Excerpts from an interface dataset

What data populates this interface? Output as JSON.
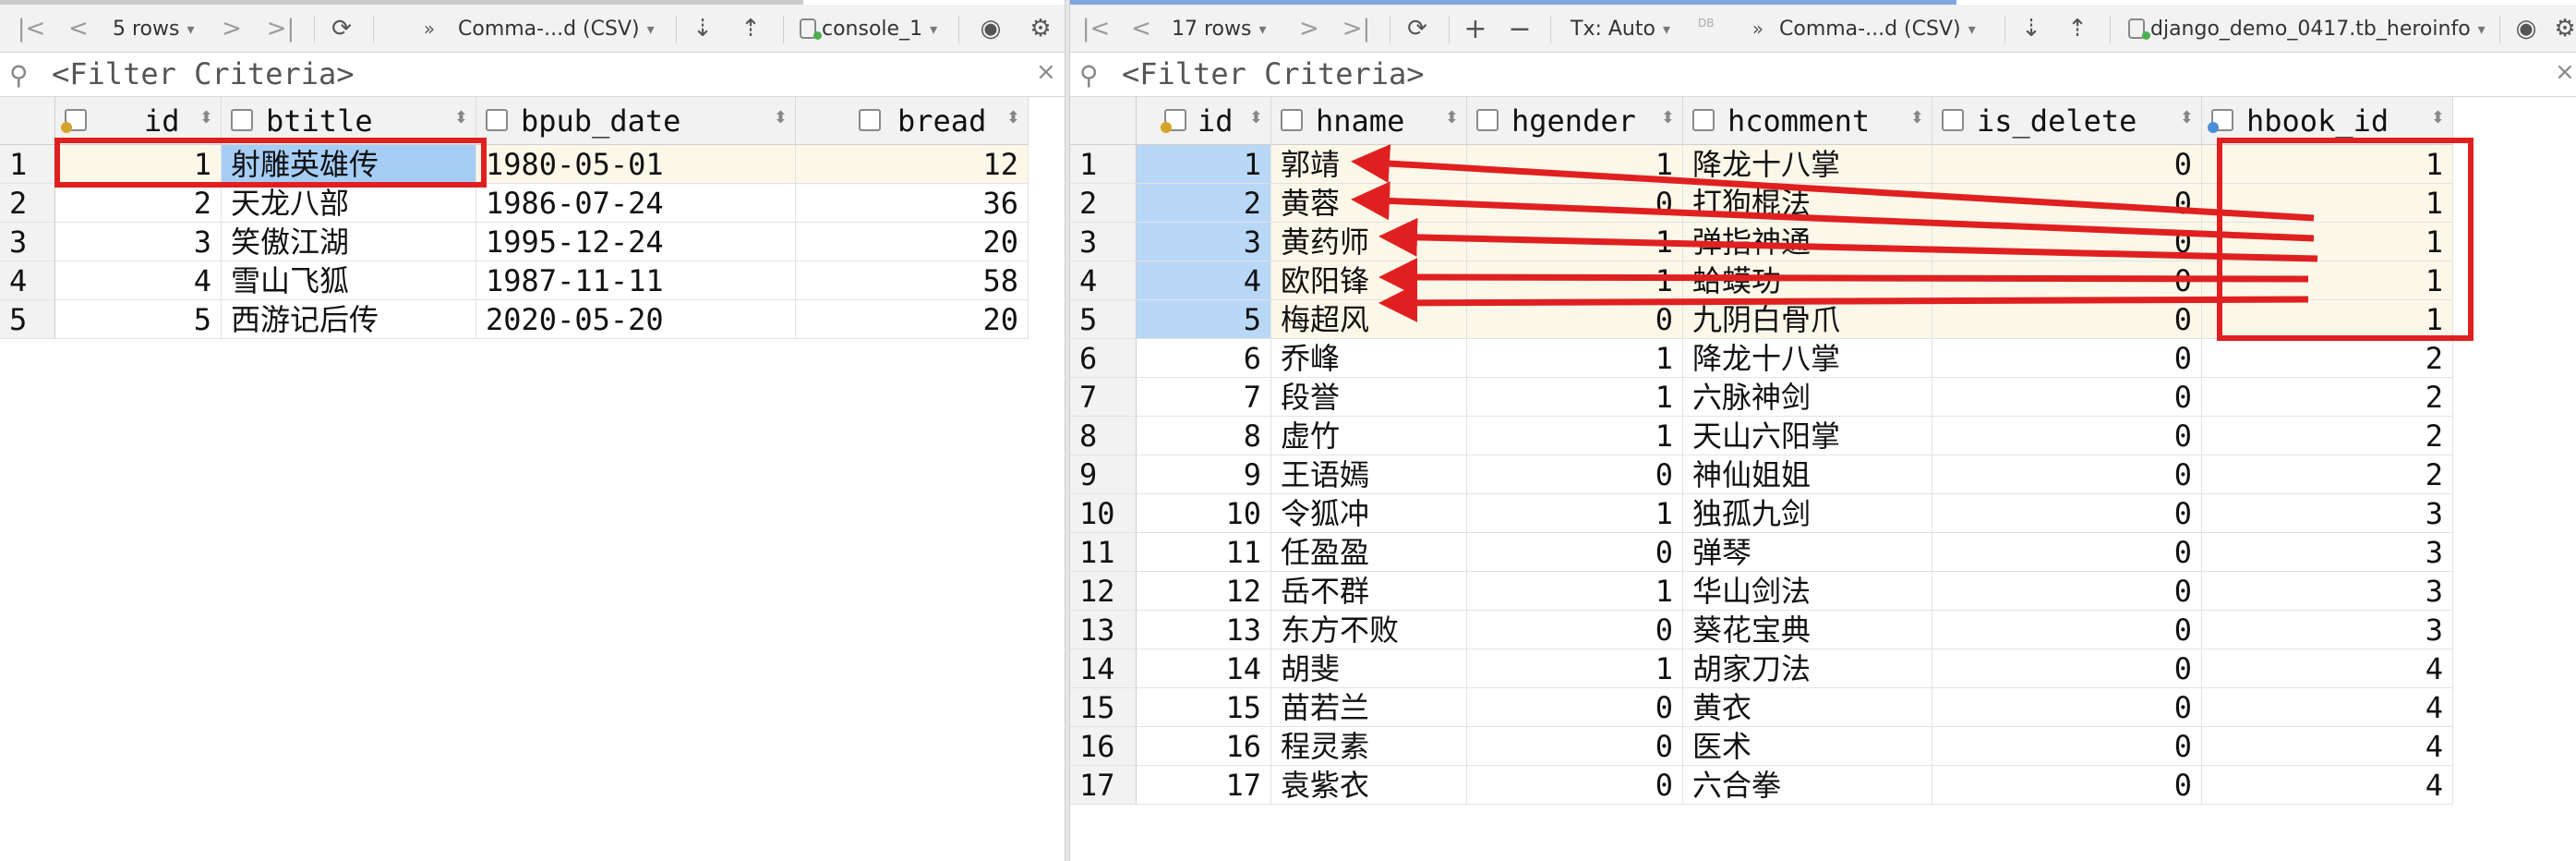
{
  "left": {
    "toolbar": {
      "first_icon": "|<",
      "prev_icon": "<",
      "rows": "5 rows",
      "next_icon": ">",
      "last_icon": ">|",
      "refresh_icon": "refresh-icon",
      "more_icon": "»",
      "format": "Comma-...d (CSV)",
      "download_icon": "⇣",
      "upload_icon": "⇡",
      "console": "console_1",
      "eye_icon": "eye-icon",
      "gear_icon": "gear-icon"
    },
    "filter": {
      "icon": "search-icon",
      "placeholder": "<Filter Criteria>",
      "clear": "×"
    },
    "columns": [
      "id",
      "btitle",
      "bpub_date",
      "bread"
    ],
    "rows": [
      {
        "n": "1",
        "id": "1",
        "btitle": "射雕英雄传",
        "bpub_date": "1980-05-01",
        "bread": "12"
      },
      {
        "n": "2",
        "id": "2",
        "btitle": "天龙八部",
        "bpub_date": "1986-07-24",
        "bread": "36"
      },
      {
        "n": "3",
        "id": "3",
        "btitle": "笑傲江湖",
        "bpub_date": "1995-12-24",
        "bread": "20"
      },
      {
        "n": "4",
        "id": "4",
        "btitle": "雪山飞狐",
        "bpub_date": "1987-11-11",
        "bread": "58"
      },
      {
        "n": "5",
        "id": "5",
        "btitle": "西游记后传",
        "bpub_date": "2020-05-20",
        "bread": "20"
      }
    ]
  },
  "right": {
    "toolbar": {
      "first_icon": "|<",
      "prev_icon": "<",
      "rows": "17 rows",
      "next_icon": ">",
      "last_icon": ">|",
      "refresh_icon": "refresh-icon",
      "add_icon": "+",
      "remove_icon": "−",
      "tx": "Tx: Auto",
      "db_label": "DB",
      "more_icon": "»",
      "format": "Comma-...d (CSV)",
      "download_icon": "⇣",
      "upload_icon": "⇡",
      "table": "django_demo_0417.tb_heroinfo",
      "eye_icon": "eye-icon",
      "gear_icon": "gear-icon"
    },
    "filter": {
      "icon": "search-icon",
      "placeholder": "<Filter Criteria>",
      "clear": "×"
    },
    "columns": [
      "id",
      "hname",
      "hgender",
      "hcomment",
      "is_delete",
      "hbook_id"
    ],
    "rows": [
      {
        "n": "1",
        "id": "1",
        "hname": "郭靖",
        "hgender": "1",
        "hcomment": "降龙十八掌",
        "is_delete": "0",
        "hbook_id": "1"
      },
      {
        "n": "2",
        "id": "2",
        "hname": "黄蓉",
        "hgender": "0",
        "hcomment": "打狗棍法",
        "is_delete": "0",
        "hbook_id": "1"
      },
      {
        "n": "3",
        "id": "3",
        "hname": "黄药师",
        "hgender": "1",
        "hcomment": "弹指神通",
        "is_delete": "0",
        "hbook_id": "1"
      },
      {
        "n": "4",
        "id": "4",
        "hname": "欧阳锋",
        "hgender": "1",
        "hcomment": "蛤蟆功",
        "is_delete": "0",
        "hbook_id": "1"
      },
      {
        "n": "5",
        "id": "5",
        "hname": "梅超风",
        "hgender": "0",
        "hcomment": "九阴白骨爪",
        "is_delete": "0",
        "hbook_id": "1"
      },
      {
        "n": "6",
        "id": "6",
        "hname": "乔峰",
        "hgender": "1",
        "hcomment": "降龙十八掌",
        "is_delete": "0",
        "hbook_id": "2"
      },
      {
        "n": "7",
        "id": "7",
        "hname": "段誉",
        "hgender": "1",
        "hcomment": "六脉神剑",
        "is_delete": "0",
        "hbook_id": "2"
      },
      {
        "n": "8",
        "id": "8",
        "hname": "虚竹",
        "hgender": "1",
        "hcomment": "天山六阳掌",
        "is_delete": "0",
        "hbook_id": "2"
      },
      {
        "n": "9",
        "id": "9",
        "hname": "王语嫣",
        "hgender": "0",
        "hcomment": "神仙姐姐",
        "is_delete": "0",
        "hbook_id": "2"
      },
      {
        "n": "10",
        "id": "10",
        "hname": "令狐冲",
        "hgender": "1",
        "hcomment": "独孤九剑",
        "is_delete": "0",
        "hbook_id": "3"
      },
      {
        "n": "11",
        "id": "11",
        "hname": "任盈盈",
        "hgender": "0",
        "hcomment": "弹琴",
        "is_delete": "0",
        "hbook_id": "3"
      },
      {
        "n": "12",
        "id": "12",
        "hname": "岳不群",
        "hgender": "1",
        "hcomment": "华山剑法",
        "is_delete": "0",
        "hbook_id": "3"
      },
      {
        "n": "13",
        "id": "13",
        "hname": "东方不败",
        "hgender": "0",
        "hcomment": "葵花宝典",
        "is_delete": "0",
        "hbook_id": "3"
      },
      {
        "n": "14",
        "id": "14",
        "hname": "胡斐",
        "hgender": "1",
        "hcomment": "胡家刀法",
        "is_delete": "0",
        "hbook_id": "4"
      },
      {
        "n": "15",
        "id": "15",
        "hname": "苗若兰",
        "hgender": "0",
        "hcomment": "黄衣",
        "is_delete": "0",
        "hbook_id": "4"
      },
      {
        "n": "16",
        "id": "16",
        "hname": "程灵素",
        "hgender": "0",
        "hcomment": "医术",
        "is_delete": "0",
        "hbook_id": "4"
      },
      {
        "n": "17",
        "id": "17",
        "hname": "袁紫衣",
        "hgender": "0",
        "hcomment": "六合拳",
        "is_delete": "0",
        "hbook_id": "4"
      }
    ]
  },
  "colors": {
    "annotation": "#e02020",
    "selection": "#a6cdf5",
    "row_highlight": "#fbf8e9",
    "header_bg": "#f2f2f2"
  }
}
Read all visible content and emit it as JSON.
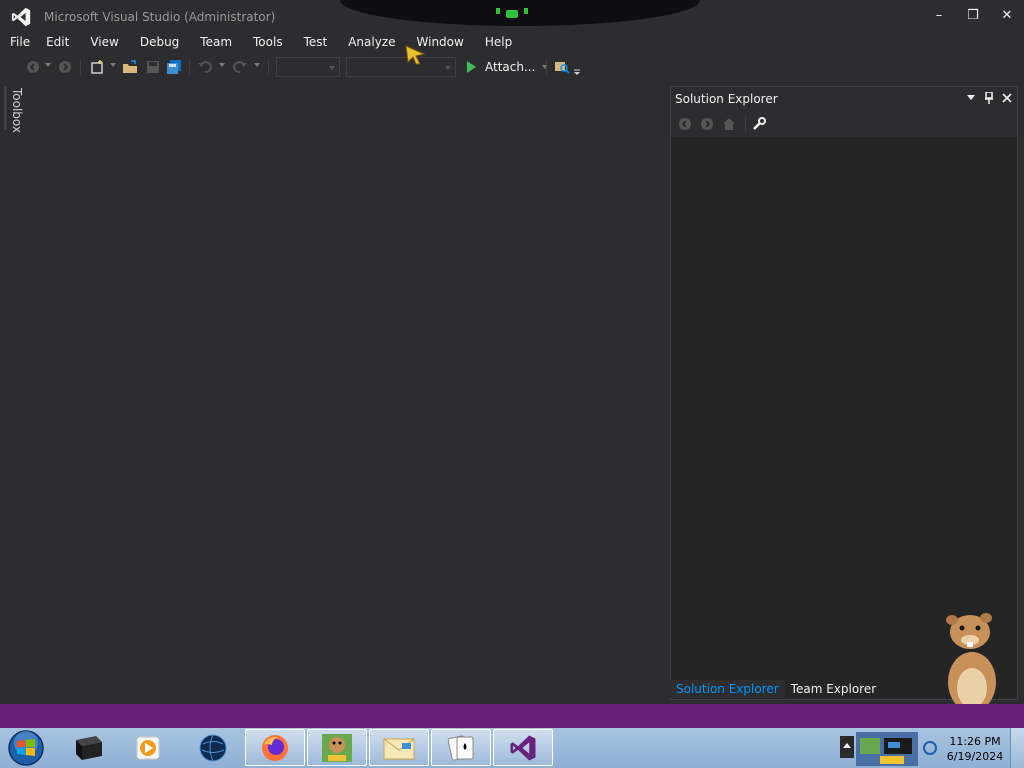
{
  "window": {
    "title": "Microsoft Visual Studio (Administrator)",
    "minimize_glyph": "–",
    "restore_glyph": "❒",
    "close_glyph": "✕"
  },
  "menu": {
    "items": [
      "File",
      "Edit",
      "View",
      "Debug",
      "Team",
      "Tools",
      "Test",
      "Analyze",
      "Window",
      "Help"
    ]
  },
  "toolbar": {
    "attach_label": "Attach...",
    "icons": [
      "back-icon",
      "forward-icon",
      "new-project-icon",
      "open-file-icon",
      "save-icon",
      "save-all-icon",
      "undo-icon",
      "redo-icon",
      "start-icon",
      "find-in-files-icon"
    ]
  },
  "toolbox": {
    "label": "Toolbox"
  },
  "solution_explorer": {
    "title": "Solution Explorer",
    "tabs": [
      {
        "label": "Solution Explorer",
        "active": true
      },
      {
        "label": "Team Explorer",
        "active": false
      }
    ]
  },
  "status_bar": {
    "color": "#68217a"
  },
  "taskbar": {
    "clock_time": "11:26 PM",
    "clock_date": "6/19/2024",
    "items": [
      "terminal-icon",
      "media-player-icon",
      "globe-icon",
      "firefox-icon",
      "game-box-icon",
      "mail-icon",
      "solitaire-icon",
      "visual-studio-icon"
    ]
  },
  "colors": {
    "accent": "#0097fb",
    "vs_purple": "#68217a",
    "play_green": "#3dbd58",
    "background": "#2d2d30"
  }
}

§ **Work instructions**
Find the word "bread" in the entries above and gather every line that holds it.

§ **Worked solution**
      "bread"
        "bread": "12"
        "bread": "36"
        "bread": "20"
        "bread": "58"
        "bread": "20"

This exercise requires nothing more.